Job Stability: 

Consider your and the other parent’s job stability. Changing jobs can impact deductibles and coverage.  For example, if you end up changing jobs in the middle of the year, you will likely reset the deductible for your new employer.  Of course, many job changes are not known at the beginning of the year.  Just be aware that if you are thinking about changing jobs, you may want to discuss the benefits of covering your children through the other parent’s employment.

Adjustment Clause: 

If the parent enrolling the children in health insurance is not the obligor for health insurance, ensure that your orders have a clause allowing adjustments for changing premium costs.

Remember that child support, including medical support, is a court-ordered provision and can’t be altered by a written agreement between the parties. You need to modify the court order itself if changes are needed.

If you have specific questions about your unique situation and would like to consult with an attorney regarding providing health insurance for your children, feel free to contact a legal professional.

Unreimbursed Medical Expenses

Aside from health insurance premiums, you may encounter additional costs related to your child’s healthcare.
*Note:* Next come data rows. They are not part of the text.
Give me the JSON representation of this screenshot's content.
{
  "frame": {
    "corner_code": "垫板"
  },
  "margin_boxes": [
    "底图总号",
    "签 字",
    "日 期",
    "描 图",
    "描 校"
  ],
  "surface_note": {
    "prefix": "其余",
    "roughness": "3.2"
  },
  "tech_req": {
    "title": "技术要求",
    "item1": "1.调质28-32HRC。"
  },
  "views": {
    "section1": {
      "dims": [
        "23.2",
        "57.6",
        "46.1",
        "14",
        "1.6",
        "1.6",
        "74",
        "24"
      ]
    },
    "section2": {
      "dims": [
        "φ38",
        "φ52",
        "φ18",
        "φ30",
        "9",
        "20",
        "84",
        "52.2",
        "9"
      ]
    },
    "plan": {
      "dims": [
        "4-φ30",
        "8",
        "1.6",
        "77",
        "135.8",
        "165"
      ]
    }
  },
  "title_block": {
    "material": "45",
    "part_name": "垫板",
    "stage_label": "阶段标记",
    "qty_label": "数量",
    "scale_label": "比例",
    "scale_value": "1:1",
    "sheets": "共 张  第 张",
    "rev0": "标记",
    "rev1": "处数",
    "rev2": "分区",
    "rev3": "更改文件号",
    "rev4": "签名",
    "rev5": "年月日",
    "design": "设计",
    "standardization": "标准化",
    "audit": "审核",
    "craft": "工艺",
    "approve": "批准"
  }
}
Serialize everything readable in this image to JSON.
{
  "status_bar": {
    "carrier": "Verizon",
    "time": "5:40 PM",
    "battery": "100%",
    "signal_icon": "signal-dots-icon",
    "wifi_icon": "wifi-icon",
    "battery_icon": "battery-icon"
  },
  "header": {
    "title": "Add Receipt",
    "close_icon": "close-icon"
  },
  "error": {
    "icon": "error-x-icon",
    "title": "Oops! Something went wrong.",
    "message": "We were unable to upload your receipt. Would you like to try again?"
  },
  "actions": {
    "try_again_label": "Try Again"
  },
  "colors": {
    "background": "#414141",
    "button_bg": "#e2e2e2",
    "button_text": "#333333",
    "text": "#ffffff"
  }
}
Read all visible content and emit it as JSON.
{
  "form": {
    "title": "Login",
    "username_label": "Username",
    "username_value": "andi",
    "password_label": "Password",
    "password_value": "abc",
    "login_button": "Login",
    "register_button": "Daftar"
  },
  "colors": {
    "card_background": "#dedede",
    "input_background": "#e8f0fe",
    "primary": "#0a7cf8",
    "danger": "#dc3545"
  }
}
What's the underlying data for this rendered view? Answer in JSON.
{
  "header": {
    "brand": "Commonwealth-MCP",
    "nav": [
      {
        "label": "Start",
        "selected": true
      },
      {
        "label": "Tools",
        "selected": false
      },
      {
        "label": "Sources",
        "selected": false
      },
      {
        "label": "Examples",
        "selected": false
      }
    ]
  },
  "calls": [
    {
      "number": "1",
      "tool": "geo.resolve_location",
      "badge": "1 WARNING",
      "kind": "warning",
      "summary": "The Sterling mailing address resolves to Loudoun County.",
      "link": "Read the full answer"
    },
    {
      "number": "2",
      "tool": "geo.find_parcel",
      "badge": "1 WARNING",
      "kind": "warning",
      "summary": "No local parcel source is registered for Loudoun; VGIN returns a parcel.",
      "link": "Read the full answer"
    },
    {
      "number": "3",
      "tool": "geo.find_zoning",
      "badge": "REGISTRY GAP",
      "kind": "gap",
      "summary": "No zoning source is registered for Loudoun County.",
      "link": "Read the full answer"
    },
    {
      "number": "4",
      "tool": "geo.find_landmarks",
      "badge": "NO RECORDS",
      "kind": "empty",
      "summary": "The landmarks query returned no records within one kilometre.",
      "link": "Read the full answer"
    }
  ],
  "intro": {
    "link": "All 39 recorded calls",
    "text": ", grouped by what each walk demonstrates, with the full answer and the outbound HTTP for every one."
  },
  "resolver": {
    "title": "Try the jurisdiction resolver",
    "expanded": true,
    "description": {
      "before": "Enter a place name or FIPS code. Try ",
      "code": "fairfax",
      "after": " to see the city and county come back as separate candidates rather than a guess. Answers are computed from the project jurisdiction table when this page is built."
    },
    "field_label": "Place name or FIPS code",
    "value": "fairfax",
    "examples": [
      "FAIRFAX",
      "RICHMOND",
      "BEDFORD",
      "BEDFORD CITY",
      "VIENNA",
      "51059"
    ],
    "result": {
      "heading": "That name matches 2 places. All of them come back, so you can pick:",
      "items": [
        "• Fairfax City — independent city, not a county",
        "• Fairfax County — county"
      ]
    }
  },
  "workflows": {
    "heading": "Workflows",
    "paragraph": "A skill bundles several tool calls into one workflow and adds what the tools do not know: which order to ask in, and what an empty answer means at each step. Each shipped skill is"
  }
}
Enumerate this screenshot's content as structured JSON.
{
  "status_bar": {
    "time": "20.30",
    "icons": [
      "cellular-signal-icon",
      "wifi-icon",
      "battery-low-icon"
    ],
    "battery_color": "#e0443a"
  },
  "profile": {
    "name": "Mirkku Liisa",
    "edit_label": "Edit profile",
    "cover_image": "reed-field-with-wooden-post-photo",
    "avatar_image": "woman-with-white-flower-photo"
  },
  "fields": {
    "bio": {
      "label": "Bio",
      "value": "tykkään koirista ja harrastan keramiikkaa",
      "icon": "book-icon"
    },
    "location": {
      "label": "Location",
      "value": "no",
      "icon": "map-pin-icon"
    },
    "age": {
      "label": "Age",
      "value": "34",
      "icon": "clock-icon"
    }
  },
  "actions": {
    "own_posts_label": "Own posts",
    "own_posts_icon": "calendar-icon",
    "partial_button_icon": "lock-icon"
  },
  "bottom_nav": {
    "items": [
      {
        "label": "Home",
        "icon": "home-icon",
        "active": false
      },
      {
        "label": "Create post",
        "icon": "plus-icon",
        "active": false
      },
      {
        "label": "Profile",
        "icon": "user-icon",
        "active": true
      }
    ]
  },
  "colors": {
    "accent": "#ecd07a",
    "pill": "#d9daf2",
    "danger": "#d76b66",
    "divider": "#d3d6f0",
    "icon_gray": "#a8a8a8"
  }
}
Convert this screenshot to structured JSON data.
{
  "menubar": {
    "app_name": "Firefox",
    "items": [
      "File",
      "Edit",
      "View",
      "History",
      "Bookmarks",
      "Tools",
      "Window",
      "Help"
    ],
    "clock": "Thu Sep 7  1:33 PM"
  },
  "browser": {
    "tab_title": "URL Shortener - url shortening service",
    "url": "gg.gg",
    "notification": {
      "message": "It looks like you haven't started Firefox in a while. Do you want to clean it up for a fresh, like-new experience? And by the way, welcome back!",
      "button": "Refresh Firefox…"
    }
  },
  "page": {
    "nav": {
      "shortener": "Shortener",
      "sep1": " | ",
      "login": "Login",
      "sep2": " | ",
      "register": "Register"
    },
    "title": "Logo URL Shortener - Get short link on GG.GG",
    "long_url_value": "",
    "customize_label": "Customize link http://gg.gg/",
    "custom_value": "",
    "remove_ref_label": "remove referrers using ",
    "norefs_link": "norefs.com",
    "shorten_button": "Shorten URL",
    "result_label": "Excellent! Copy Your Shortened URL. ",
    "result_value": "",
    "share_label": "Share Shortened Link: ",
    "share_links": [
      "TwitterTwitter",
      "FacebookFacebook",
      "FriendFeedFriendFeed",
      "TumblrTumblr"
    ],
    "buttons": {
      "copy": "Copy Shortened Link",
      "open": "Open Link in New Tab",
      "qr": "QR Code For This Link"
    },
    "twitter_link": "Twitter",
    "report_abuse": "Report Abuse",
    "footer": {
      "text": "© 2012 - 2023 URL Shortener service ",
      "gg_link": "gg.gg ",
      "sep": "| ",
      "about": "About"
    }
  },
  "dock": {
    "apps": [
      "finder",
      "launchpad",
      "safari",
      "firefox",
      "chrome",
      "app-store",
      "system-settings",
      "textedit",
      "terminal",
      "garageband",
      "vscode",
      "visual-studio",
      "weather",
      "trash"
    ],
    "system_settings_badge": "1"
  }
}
These can include copays, prescriptions, and out-of-network therapy fees. These unreimbursed medical expenses can quickly add up, and getting the other parent to share the costs can sometimes be challenging.

In Texas, orders regarding unreimbursed medical expenses can be quite extensive, and specific steps must be followed to establish a claim for reimbursement. Here’s what you need to do:

Percentage of Unreimbursed Medical Expenses: 

Check the percentage specified in your orders. In most cases, these expenses are split 50/50, but it’s essential to review your specific provisions.

Document the Expenses: 

Keep records of the services provided and the provider’s details, along with the receipts showing the amounts you’ve paid. If you’re on a payment plan, your reimbursement will be a fraction of the total expense.

Explanation of Benefits (EOB): 

If you’re providing health insurance, you must supply the EOB to the other parent, which usually arrives by mail within about 30 days of the service.

Provide Notice: 

Notify the other parent of the expenses incurred and submit the invoice, receipt, and EOB if applicable. If the other parent is the one providing health insurance, ask them for a copy of the EOB to confirm what’s covered.

Track Expenses: 

Maintain a spreadsheet that includes the cost of service for your child, the provider’s name, the date of service, and the date notice was given to the other parent.

Check out our Medical Expenses Tracking spreadsheet.

In most cases, when notice is provided to the other parent within 30 days of the expense, they have 30 days to reimburse. Some orders may allow up to 120 days if notice is provided later. Staying on top of expenses and providing timely notice is advisable.

If the other parent fails to pay the amount due on time, they may face an enforcement proceeding. This proceeding typically involves an initial hearing to confirm the amount owed, with a set deadline for payment. Additional costs like attorney’s fees, penalties, and interest can be added to the principal amount, making it a costly mistake not to pay unreimbursed medical expenses.

However, it’s crucial to ensure that you’re working with in-network providers and following the rules outlined in your court order. If you seek services from an out-of-network provider, such as an orthodontist or therapist, make sure to obtain written agreement from the other parent or risk being responsible for the bill.

Sharing the costs of unreimbursed medical expenses is a vital part of child support. While the guidelines may seem complex, consulting with an attorney to understand your specific court order and ensure you’re on the right track for collecting the other parent’s share of unreimbursed medical expenses is a wise step.

If you have further questions or need legal guidance regarding your child’s medical expenses, don’t hesitate to contact a qualified attorney for assistance.